(App and web page records)
════════

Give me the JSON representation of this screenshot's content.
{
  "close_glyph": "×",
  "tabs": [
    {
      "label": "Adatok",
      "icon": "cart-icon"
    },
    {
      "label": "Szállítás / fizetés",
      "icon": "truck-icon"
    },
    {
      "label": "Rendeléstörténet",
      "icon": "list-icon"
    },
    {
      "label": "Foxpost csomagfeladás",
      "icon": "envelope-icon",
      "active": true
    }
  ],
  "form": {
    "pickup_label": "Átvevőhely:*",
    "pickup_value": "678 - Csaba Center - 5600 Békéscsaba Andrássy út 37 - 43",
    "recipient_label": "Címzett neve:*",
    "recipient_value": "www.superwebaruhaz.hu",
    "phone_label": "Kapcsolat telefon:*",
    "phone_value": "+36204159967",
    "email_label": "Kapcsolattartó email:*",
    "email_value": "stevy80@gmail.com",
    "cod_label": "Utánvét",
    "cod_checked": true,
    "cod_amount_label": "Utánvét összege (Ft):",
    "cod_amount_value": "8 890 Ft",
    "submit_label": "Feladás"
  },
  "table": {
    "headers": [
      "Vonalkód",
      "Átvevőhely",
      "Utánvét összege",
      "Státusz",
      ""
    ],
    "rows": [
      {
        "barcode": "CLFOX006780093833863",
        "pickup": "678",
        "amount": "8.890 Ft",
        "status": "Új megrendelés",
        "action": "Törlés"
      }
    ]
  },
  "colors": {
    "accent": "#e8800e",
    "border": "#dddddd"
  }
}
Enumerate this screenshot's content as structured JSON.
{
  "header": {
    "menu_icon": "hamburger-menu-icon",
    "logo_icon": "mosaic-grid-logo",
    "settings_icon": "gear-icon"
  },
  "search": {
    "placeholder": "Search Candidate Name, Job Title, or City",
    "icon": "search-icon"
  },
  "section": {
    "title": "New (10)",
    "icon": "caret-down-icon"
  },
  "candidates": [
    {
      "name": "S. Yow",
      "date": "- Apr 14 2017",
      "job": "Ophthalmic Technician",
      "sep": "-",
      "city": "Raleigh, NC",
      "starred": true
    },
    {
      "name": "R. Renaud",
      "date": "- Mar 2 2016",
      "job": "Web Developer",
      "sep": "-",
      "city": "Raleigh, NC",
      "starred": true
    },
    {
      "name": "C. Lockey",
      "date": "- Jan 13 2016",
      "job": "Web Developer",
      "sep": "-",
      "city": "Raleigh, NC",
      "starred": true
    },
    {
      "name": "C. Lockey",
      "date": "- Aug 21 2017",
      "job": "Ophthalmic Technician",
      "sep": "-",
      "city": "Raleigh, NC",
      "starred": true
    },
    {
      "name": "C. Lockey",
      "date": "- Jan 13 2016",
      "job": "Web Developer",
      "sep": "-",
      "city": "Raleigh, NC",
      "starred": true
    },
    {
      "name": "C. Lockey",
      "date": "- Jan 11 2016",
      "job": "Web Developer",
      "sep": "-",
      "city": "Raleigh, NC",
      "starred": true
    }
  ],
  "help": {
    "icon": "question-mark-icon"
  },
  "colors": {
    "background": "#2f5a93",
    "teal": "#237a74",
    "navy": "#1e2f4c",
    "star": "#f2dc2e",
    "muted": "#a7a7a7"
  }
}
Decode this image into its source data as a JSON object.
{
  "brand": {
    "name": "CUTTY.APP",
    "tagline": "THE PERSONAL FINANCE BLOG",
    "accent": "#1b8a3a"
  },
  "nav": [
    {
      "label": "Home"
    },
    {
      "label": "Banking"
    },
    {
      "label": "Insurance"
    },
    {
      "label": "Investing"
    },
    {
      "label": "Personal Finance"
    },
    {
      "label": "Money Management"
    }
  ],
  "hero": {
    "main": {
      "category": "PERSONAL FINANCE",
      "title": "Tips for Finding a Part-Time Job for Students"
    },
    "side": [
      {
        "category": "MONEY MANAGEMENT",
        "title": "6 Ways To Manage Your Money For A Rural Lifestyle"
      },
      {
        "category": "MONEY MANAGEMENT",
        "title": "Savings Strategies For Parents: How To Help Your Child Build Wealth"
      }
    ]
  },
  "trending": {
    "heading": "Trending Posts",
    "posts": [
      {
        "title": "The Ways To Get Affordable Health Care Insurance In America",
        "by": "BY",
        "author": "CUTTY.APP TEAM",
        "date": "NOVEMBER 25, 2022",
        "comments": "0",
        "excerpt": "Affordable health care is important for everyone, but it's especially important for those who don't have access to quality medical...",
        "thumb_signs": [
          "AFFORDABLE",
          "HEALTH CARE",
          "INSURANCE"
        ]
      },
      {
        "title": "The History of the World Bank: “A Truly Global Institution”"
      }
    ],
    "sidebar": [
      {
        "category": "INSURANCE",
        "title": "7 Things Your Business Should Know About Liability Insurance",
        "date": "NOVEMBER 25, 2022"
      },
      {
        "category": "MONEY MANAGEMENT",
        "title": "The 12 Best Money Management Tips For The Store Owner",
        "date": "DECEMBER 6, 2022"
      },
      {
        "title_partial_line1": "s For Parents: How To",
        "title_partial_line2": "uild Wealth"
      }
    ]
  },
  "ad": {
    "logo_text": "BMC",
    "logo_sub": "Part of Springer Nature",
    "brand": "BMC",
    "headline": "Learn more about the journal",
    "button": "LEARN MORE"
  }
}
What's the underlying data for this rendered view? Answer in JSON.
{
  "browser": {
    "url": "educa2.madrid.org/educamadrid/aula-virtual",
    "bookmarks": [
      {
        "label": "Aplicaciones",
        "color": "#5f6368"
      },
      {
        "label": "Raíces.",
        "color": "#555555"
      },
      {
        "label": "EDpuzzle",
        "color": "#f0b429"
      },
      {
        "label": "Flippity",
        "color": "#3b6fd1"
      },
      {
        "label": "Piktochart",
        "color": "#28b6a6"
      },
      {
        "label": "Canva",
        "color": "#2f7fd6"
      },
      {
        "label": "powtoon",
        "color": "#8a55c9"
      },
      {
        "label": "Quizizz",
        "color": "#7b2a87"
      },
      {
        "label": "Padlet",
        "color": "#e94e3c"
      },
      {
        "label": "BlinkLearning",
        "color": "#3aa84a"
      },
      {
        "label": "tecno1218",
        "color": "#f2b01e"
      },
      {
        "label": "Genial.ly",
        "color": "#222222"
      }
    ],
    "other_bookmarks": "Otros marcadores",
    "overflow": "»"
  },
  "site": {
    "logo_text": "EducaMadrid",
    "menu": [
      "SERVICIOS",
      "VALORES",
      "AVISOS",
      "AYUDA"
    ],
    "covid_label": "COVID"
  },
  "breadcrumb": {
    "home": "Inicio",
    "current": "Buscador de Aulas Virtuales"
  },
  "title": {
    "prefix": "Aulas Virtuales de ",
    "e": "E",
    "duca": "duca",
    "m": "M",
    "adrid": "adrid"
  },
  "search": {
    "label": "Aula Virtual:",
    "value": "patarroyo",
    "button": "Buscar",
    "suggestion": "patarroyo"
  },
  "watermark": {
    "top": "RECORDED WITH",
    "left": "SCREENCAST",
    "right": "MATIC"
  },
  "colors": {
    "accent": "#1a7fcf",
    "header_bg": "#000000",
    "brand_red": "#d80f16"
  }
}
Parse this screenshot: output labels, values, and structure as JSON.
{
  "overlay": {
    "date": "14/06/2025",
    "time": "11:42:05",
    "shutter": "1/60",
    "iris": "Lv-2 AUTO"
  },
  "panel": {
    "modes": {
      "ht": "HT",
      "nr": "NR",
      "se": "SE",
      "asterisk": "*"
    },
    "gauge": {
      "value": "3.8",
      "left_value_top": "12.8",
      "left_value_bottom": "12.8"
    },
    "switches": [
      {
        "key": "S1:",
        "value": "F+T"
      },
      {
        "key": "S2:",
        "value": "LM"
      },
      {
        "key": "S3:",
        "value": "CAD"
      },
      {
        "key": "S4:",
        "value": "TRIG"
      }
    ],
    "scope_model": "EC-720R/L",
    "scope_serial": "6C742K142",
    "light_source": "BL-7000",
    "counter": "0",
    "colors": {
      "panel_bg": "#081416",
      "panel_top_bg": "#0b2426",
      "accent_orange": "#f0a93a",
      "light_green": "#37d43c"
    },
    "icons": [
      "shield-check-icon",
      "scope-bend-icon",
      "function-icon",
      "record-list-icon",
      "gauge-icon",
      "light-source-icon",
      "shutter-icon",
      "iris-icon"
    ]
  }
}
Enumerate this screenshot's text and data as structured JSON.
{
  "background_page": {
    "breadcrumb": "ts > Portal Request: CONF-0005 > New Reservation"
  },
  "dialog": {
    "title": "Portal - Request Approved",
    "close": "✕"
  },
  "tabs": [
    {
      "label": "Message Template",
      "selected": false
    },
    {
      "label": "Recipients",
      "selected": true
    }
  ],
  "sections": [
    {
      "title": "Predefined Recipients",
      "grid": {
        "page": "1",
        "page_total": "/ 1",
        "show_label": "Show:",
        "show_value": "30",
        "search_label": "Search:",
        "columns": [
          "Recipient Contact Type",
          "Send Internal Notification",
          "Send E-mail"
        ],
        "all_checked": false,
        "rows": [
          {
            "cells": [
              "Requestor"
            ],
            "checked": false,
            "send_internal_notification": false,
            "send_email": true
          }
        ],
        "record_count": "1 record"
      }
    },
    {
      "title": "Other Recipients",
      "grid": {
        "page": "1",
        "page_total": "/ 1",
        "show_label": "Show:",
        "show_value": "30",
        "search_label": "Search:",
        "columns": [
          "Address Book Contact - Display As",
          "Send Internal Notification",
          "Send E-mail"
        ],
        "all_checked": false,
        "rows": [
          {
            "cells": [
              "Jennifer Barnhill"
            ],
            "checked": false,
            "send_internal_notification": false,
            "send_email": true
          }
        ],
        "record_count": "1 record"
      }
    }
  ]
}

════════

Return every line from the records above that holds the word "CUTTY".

Task result:
    "name": "CUTTY.APP",
        "author": "CUTTY.APP TEAM",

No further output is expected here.